If you can, make it clear where people were when they started working with you to paint an honest picture of their results. Like if someone had 3 screaming kids running around at home vs someone else who had 5 days a week in a zen office to dedicate to doing the work, of course they got better results.
And be clear that getting results is their responsibility. They have to do the work. If you don’t have a disclaimer about financial results on your page anywhere, you should probably add one in!
3. Make it super clear who your course or product is for and who it’s not for. And be honest about it.
Only sell to people who are genuinely a good fit for your program. If you’re selling a course to help people make money with FB ads, for example, make sure their business is in a position to handle that traffic and convert people first, so they’re not throwing money down the Zuckerburg drain.
Do your due diligence to either find out or help them self-select by adding detailed info on your sales page, or include an application process that helps you vet for specific criteria.
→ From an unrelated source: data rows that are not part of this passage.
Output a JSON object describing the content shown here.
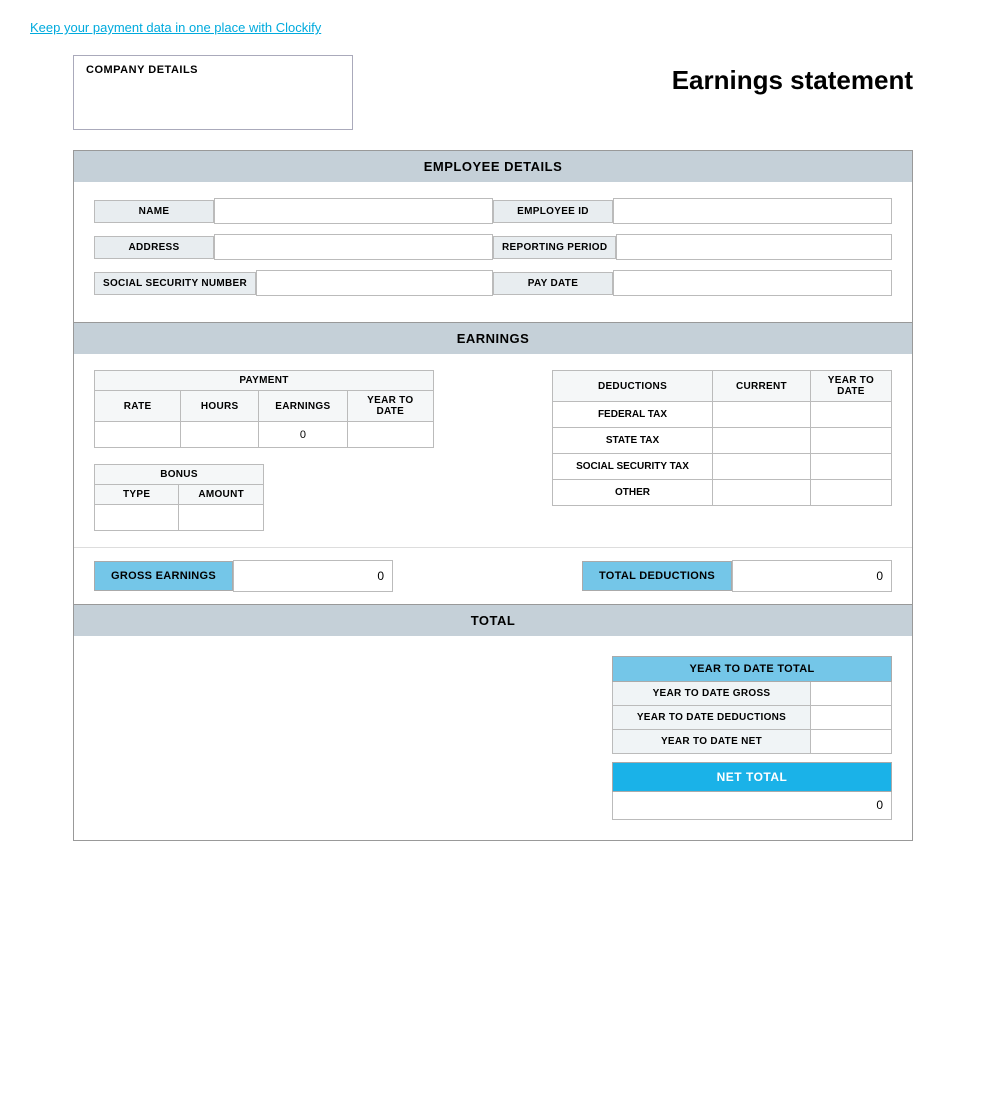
{
  "topLink": {
    "text": "Keep your payment data in one place with Clockify",
    "href": "#"
  },
  "header": {
    "company_label": "COMPANY DETAILS",
    "title": "Earnings statement"
  },
  "employeeDetails": {
    "section_title": "EMPLOYEE DETAILS",
    "fields_left": [
      {
        "label": "NAME",
        "value": ""
      },
      {
        "label": "ADDRESS",
        "value": ""
      },
      {
        "label": "SOCIAL SECURITY NUMBER",
        "value": ""
      }
    ],
    "fields_right": [
      {
        "label": "EMPLOYEE ID",
        "value": ""
      },
      {
        "label": "REPORTING PERIOD",
        "value": ""
      },
      {
        "label": "PAY DATE",
        "value": ""
      }
    ]
  },
  "earnings": {
    "section_title": "EARNINGS",
    "payment": {
      "block_label": "PAYMENT",
      "columns": [
        "RATE",
        "HOURS",
        "EARNINGS",
        "YEAR TO DATE"
      ],
      "rows": [
        {
          "rate": "",
          "hours": "",
          "earnings": "0",
          "ytd": ""
        }
      ]
    },
    "deductions": {
      "block_label": "DEDUCTIONS",
      "columns_header": [
        "CURRENT",
        "YEAR TO DATE"
      ],
      "rows": [
        {
          "label": "FEDERAL TAX",
          "current": "",
          "ytd": ""
        },
        {
          "label": "STATE TAX",
          "current": "",
          "ytd": ""
        },
        {
          "label": "SOCIAL SECURITY TAX",
          "current": "",
          "ytd": ""
        },
        {
          "label": "OTHER",
          "current": "",
          "ytd": ""
        }
      ]
    },
    "bonus": {
      "block_label": "BONUS",
      "columns": [
        "TYPE",
        "AMOUNT"
      ],
      "rows": [
        {
          "type": "",
          "amount": ""
        }
      ]
    },
    "gross_earnings_label": "GROSS EARNINGS",
    "gross_earnings_value": "0",
    "total_deductions_label": "TOTAL DEDUCTIONS",
    "total_deductions_value": "0"
  },
  "total": {
    "section_title": "TOTAL",
    "ytd_block_label": "YEAR TO DATE TOTAL",
    "ytd_rows": [
      {
        "label": "YEAR TO DATE GROSS",
        "value": ""
      },
      {
        "label": "YEAR TO DATE DEDUCTIONS",
        "value": ""
      },
      {
        "label": "YEAR TO DATE NET",
        "value": ""
      }
    ],
    "net_total_label": "NET TOTAL",
    "net_total_value": "0"
  }
}
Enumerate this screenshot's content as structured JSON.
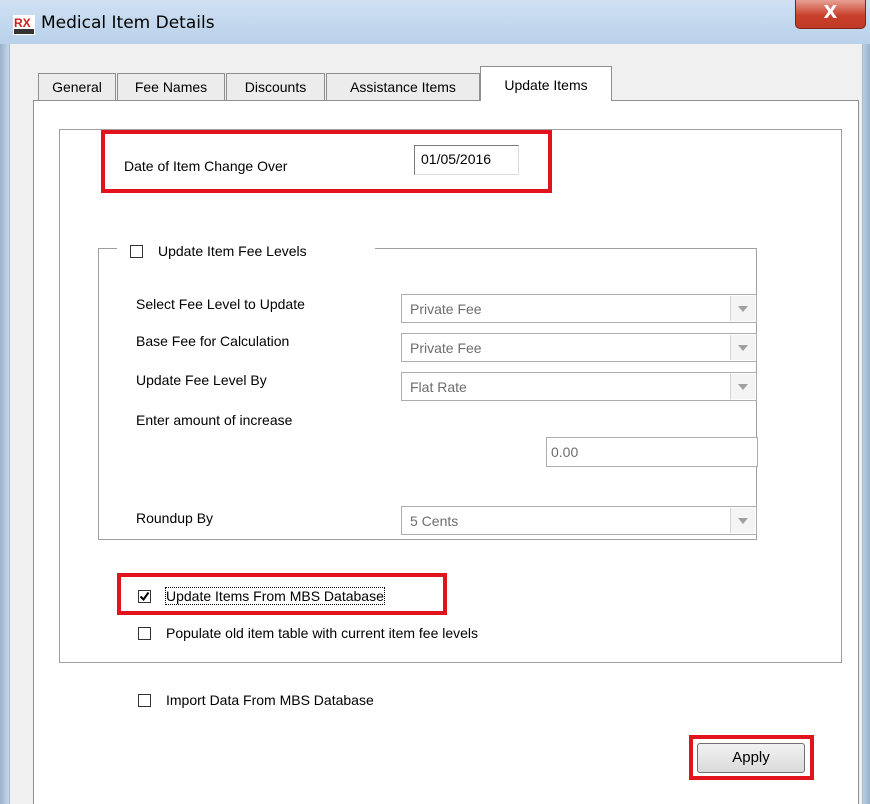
{
  "window": {
    "title": "Medical Item Details",
    "close_label": "X",
    "logo_text": "RX"
  },
  "tabs": [
    {
      "label": "General",
      "active": false
    },
    {
      "label": "Fee Names",
      "active": false
    },
    {
      "label": "Discounts",
      "active": false
    },
    {
      "label": "Assistance Items",
      "active": false
    },
    {
      "label": "Update Items",
      "active": true
    }
  ],
  "update_items": {
    "date_label": "Date of Item Change Over",
    "date_value": "01/05/2016",
    "fee_levels_group": {
      "checkbox_label": "Update Item Fee Levels",
      "checked": false,
      "select_fee_level_label": "Select Fee Level to Update",
      "select_fee_level_value": "Private Fee",
      "base_fee_label": "Base Fee for Calculation",
      "base_fee_value": "Private Fee",
      "update_by_label": "Update Fee Level By",
      "update_by_value": "Flat Rate",
      "amount_label": "Enter amount of increase",
      "amount_value": "0.00",
      "roundup_label": "Roundup By",
      "roundup_value": "5 Cents"
    },
    "update_from_mbs_label": "Update Items From MBS Database",
    "update_from_mbs_checked": true,
    "populate_old_label": "Populate old item table with current item fee levels",
    "populate_old_checked": false,
    "import_data_label": "Import Data From MBS Database",
    "import_data_checked": false,
    "apply_label": "Apply"
  },
  "colors": {
    "highlight": "#e1141e",
    "titlebar": "#b9d1ea",
    "close_button": "#c7402b"
  }
}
If you’re not intentional about this, it can lead to a bad client experience, a bad experience for other people who signed up and maybe even a refund request.
If they need to be at a certain income level to afford the payment plan, talk about this. If they need to have X Y and Z in place to get an ROI, say it. If it’s better for people with a specific level of knowledge or experience, be clear about what they need to know before joining so no one gets left behind.
4. Be upfront on your webinar/challenge that your offer is coming
Most people know now that if they hop on a free masterclass or webinar that there’s gonna be some kind of sales pitch. But it’s still polite to let them know ahead of time that you’ll be selling to them.
You can let them know at the start of the live event that there’ll be a pitch at the end, or you could even let them know in the content advertising the event, like the emails or social posts. It’s not essential but people respond well to the upfront nature of this and can decide if they’re willing to stick around or not.
5. Don’t push the FOMO button for people who can’t afford it 🤮
Make it clear you don’t want people to go into debt to work with you. Encourage people to only sign up if they can genuinely afford to and have a way to make back the funds.
There’s a lot to be said for making a scary investment in yourself and working hard to make the money back but I personally think it’s irresponsible to pull that card in your marketing.
If people still decide to sign up, that’s their choice, but that shouldn’t be expected or encouraged. People should never have to decide between joining your program and putting food on the table.
Now, while this isn’t an exhaustive list, it’s 5 rules I abide by when writing launch and sales copy for clients. And I always encourage you to check in with your own values before launching so you can give your audience a more positive experience.
Knowing what’s right and wrong isn’t always easy, but if you don’t feel good when you’re observing someone else’s launch, chances are your audience won’t feel good if you do the same things.
Ready to work with a launch and funnel copywriter who matches your values? Apply to work with me here.